Until Spring 1993, technical communicators had few Internet resources of their own. They could find common ground in forums oriented toward specific word processing programs and other tools of the trade, but they had no place to discuss profession-specific, rather than tool-specific,
issues. TECHWR-L was founded that spring, and the growth, development, and response to the list has been remarkable. Most significant, however, is the effect that TECHWR-L has had on individual technical communicators worldwide. It demonstrates that the Internet can and should be used to provide
more focused and comprehensive resources to technical communicators in the future. This case study outlines the growth and development of TECHWR-L, discusses some of the more controversial aspects of the list, and outlines how TECHWR-L or some other focused forum could prove an even more valuable
resource for the profession.
Document Type: Research Article
Publication date: November 1, 1996
More about this publication?

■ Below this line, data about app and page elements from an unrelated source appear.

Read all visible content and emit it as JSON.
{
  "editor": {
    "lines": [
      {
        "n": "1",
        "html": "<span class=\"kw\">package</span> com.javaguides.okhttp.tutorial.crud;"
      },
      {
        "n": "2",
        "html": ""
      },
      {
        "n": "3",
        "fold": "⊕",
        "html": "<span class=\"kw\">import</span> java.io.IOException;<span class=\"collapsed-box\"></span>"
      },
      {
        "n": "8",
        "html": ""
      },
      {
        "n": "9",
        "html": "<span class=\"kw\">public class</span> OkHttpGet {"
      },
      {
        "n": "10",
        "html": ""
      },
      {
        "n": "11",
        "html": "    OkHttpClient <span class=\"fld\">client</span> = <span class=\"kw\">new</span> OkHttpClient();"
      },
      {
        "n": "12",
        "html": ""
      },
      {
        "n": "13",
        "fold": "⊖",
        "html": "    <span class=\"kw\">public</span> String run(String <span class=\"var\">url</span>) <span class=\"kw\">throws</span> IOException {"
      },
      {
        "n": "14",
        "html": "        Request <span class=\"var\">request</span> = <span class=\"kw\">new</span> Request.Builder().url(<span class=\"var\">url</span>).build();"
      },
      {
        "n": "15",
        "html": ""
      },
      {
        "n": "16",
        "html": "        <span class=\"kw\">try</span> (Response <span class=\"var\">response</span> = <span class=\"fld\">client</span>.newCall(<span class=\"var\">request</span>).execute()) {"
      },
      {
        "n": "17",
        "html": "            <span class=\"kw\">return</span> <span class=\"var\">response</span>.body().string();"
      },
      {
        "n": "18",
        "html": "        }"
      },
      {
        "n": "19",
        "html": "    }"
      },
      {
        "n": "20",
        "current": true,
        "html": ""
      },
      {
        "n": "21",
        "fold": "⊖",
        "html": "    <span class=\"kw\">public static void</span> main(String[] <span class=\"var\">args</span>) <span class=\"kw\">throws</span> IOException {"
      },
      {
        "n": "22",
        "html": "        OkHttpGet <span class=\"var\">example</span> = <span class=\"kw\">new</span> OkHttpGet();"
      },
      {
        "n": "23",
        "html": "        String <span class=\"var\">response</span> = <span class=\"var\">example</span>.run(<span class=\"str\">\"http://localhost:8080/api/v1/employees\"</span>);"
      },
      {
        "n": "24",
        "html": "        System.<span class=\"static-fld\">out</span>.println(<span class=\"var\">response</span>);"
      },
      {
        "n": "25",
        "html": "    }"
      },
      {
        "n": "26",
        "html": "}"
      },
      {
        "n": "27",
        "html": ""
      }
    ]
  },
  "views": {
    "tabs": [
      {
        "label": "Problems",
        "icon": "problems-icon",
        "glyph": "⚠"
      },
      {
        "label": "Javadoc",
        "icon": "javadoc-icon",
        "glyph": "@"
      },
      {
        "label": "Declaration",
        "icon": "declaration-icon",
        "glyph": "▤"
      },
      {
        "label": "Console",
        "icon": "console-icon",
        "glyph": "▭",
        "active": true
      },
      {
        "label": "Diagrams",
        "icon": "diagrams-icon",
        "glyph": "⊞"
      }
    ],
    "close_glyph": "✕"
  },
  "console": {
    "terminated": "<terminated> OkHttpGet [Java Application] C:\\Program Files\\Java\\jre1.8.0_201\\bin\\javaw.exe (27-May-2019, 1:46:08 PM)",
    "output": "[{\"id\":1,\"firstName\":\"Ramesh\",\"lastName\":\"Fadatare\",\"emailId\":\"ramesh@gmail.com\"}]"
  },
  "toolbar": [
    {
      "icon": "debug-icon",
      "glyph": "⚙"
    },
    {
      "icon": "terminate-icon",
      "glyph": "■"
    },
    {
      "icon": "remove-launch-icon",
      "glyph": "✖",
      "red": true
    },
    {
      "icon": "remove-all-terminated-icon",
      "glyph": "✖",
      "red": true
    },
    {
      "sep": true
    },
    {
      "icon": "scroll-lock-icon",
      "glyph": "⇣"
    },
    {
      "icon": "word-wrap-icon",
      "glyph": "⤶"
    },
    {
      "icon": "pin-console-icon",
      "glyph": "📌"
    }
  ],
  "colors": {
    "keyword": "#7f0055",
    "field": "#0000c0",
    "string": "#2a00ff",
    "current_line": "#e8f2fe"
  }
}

Technical Communication, the Society's journal, publishes articles about the practical application of technical communication theory and serves as a common arena for discussion by practitioners. Technical Communication includes both quantitative and qualitative research while showcasing the work of some of the field's most noteworthy writers. Among its most popular features are the helpful book reviews. Technical Communication is published quarterly and is free with membership.